In May 2020, the EU adopted a Biodiversity Strategy to 2030, related to protecting and restoring nature. The strategy states that ‘the biodiversity crisis and the climate crisis are intrinsically linked. Climate change accelerates the destruction of the natural world through droughts, flooding and wildfires, while the loss and unsustainable use of nature are in turn key drivers of climate change’. Droughts are negatively affecting agricultural ecosystems and food security, the resilience of forest ecosystems and the ability of green urban spaces to protect people against heat waves. In particular, the impacts of extended droughts on ecosystems need to be assessed because they can lead to significant loss of vegetation productivity and irreversible damage to the condition of ecosystems and can lead to land degradation.
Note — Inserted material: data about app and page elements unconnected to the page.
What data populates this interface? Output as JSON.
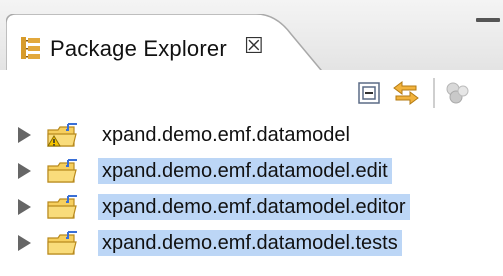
{
  "view": {
    "title": "Package Explorer",
    "close_glyph": "☒",
    "icon": "package-explorer-icon"
  },
  "toolbar": {
    "collapse_all_icon": "collapse-all-icon",
    "link_with_editor_icon": "link-with-editor-icon",
    "view_menu_icon": "view-menu-icon"
  },
  "tree": {
    "items": [
      {
        "label": "xpand.demo.emf.datamodel",
        "selected": false,
        "warning": true
      },
      {
        "label": "xpand.demo.emf.datamodel.edit",
        "selected": true,
        "warning": false
      },
      {
        "label": "xpand.demo.emf.datamodel.editor",
        "selected": true,
        "warning": false
      },
      {
        "label": "xpand.demo.emf.datamodel.tests",
        "selected": true,
        "warning": false
      }
    ]
  },
  "colors": {
    "selection": "#bcd6f6",
    "folder": "#f0c24a",
    "accent_blue": "#3a6fd6"
  }
}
One area of uncertainty related to the choice of the fitting function in Timesat. In the scientific literature, several fitting methods have been used and proposed. In this analyses, logistic functions were chosen since they are well founded in the scientific literature , and in a recent study have been found to be one of the most robust methods for regional phenology estimation.
Another source of uncertainty is the detection of the SOS and EOS points on the seasonal vegetation profile. To address appropriate levels for SOS and EOS, we analysed estimates of GPP (gross primary productivity) from ground-measured data from carbon flux towers from the international Fluxnet network. This was done to evaluate if there was any significant difference in the SOS and EOS estimated from these measurements between different land cover classes. The analysis did not indicate any clear separability between the classes. This was because of high variability in the GPP data, and hence there was no basis for making individual choices for different land cover classes or climate zones. Therefore, a fixed threshold of 20% of the annual PPI amplitude was used in the indicator assessment process. This level was chosen based on the analyses in Jin et al. (2017). It cannot be ruled out that the use of a single threshold across Europe may have introduced some uncertainty.
Data set uncertainty
The data set represents several plant functional types aggregated with pixels of 500 m × 500 m. Therefore, the data set can be used at only the ecosystem level, indicating productivity changes of main plant functional types. As opposed to filed measurement, remote-sensing products measure vegetation light absorption from a satellite at heights of several hundred kilometres, which might introduce bias due to atmospheric disturbances.
No uncertainty has been specified.